** Opening Input data block **

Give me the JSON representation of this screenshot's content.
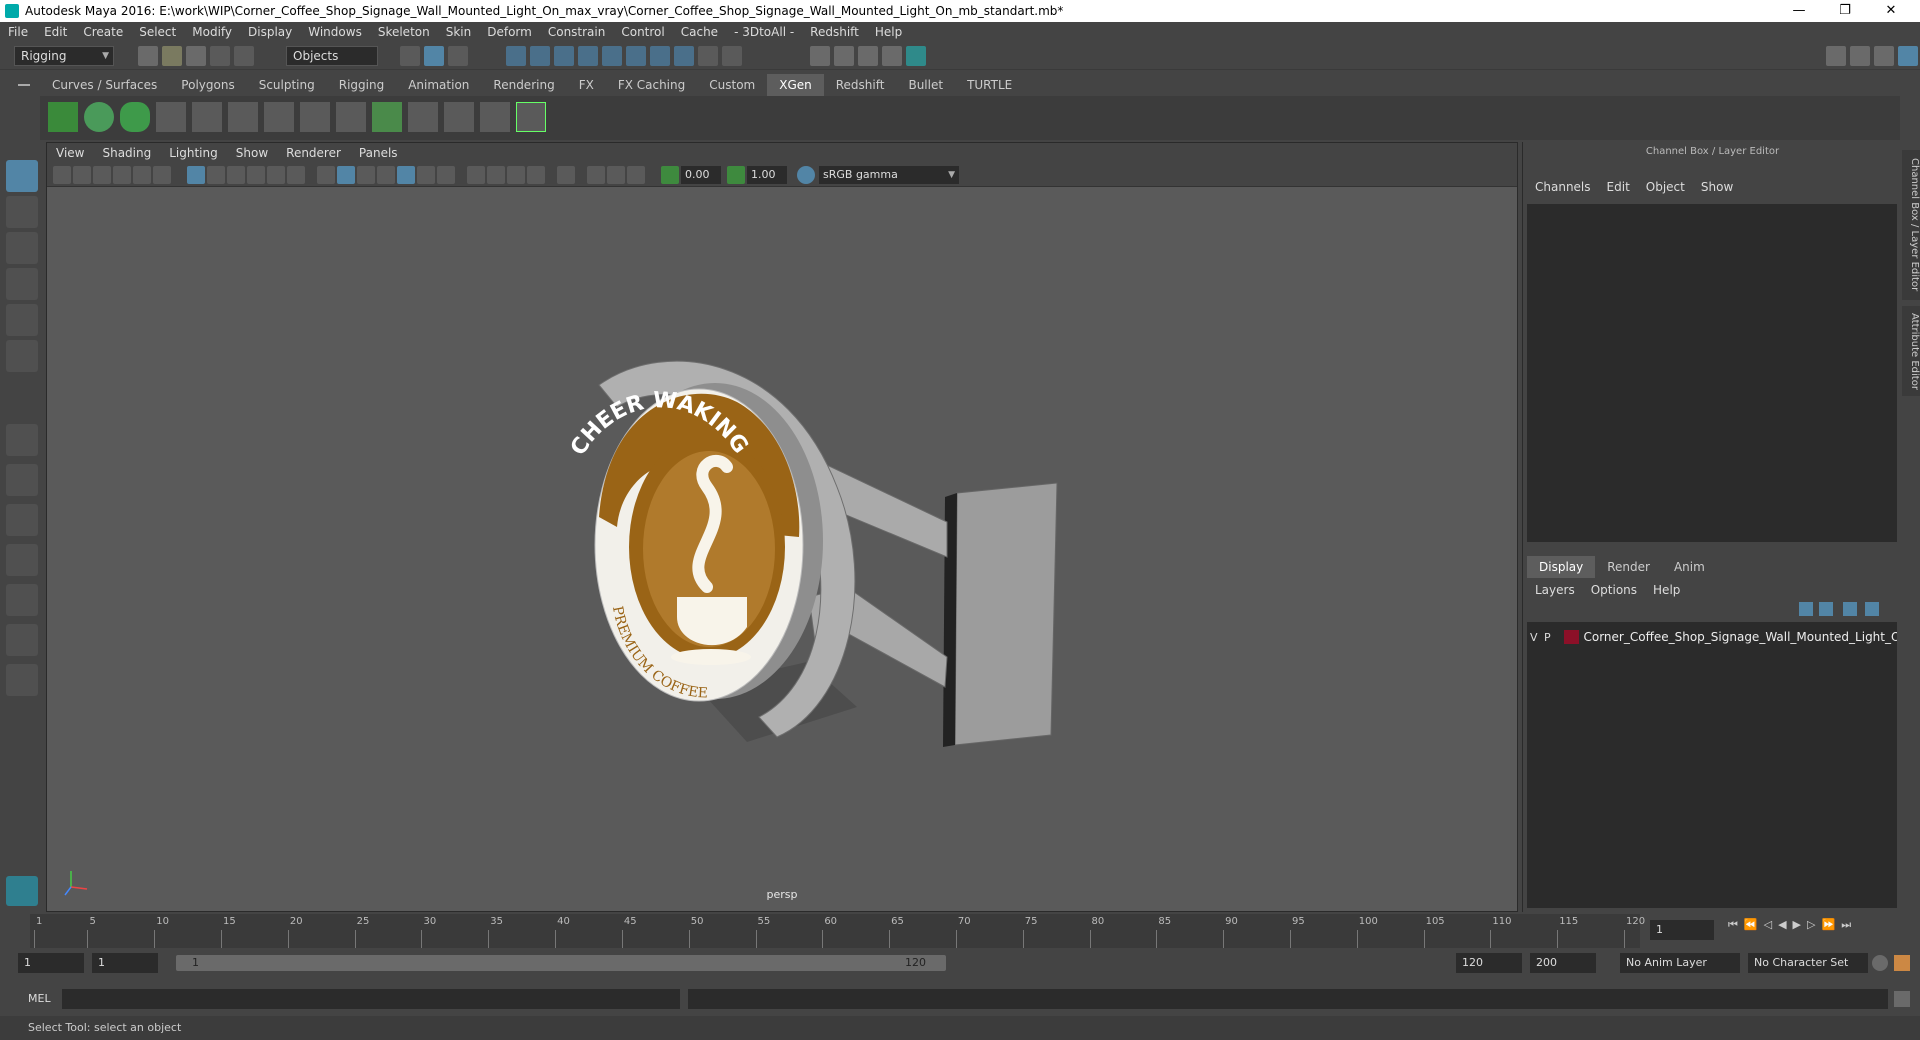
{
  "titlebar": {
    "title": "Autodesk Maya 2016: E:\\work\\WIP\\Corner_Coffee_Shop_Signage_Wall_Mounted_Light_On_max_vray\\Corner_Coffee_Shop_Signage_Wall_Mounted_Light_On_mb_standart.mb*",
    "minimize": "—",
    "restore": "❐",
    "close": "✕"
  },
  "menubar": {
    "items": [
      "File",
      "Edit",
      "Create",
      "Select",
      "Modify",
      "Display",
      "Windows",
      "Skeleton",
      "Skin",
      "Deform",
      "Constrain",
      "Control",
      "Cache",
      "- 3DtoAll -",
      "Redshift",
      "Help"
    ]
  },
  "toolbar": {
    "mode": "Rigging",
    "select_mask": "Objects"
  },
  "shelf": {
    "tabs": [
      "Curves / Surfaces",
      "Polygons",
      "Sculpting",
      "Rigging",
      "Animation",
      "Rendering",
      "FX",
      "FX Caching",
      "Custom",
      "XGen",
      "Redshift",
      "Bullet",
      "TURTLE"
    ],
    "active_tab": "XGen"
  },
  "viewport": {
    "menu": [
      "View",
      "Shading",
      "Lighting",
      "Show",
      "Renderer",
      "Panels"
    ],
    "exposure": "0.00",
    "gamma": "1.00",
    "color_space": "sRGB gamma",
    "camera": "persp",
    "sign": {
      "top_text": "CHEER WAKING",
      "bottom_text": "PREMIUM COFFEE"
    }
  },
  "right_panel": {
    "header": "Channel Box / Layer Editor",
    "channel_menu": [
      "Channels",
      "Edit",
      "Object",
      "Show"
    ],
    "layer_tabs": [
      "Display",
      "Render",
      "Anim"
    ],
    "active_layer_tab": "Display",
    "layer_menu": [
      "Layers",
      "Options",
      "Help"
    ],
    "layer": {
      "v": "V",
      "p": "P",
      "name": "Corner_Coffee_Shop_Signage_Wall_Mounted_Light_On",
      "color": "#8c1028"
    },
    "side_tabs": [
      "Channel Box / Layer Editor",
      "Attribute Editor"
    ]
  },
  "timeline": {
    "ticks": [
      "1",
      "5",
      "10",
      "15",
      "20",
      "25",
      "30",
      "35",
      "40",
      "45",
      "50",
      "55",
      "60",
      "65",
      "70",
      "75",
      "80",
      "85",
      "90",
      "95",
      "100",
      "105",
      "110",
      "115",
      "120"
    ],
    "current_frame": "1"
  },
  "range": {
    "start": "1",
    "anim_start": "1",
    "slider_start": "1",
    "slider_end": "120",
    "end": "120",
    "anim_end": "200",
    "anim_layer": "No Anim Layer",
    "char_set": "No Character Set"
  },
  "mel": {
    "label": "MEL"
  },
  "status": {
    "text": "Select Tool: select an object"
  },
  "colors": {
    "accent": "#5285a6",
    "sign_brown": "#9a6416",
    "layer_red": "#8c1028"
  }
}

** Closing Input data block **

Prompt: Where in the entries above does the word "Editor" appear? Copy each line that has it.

Task solution:
    "header": "Channel Box / Layer Editor",
      "Channel Box / Layer Editor",
      "Attribute Editor"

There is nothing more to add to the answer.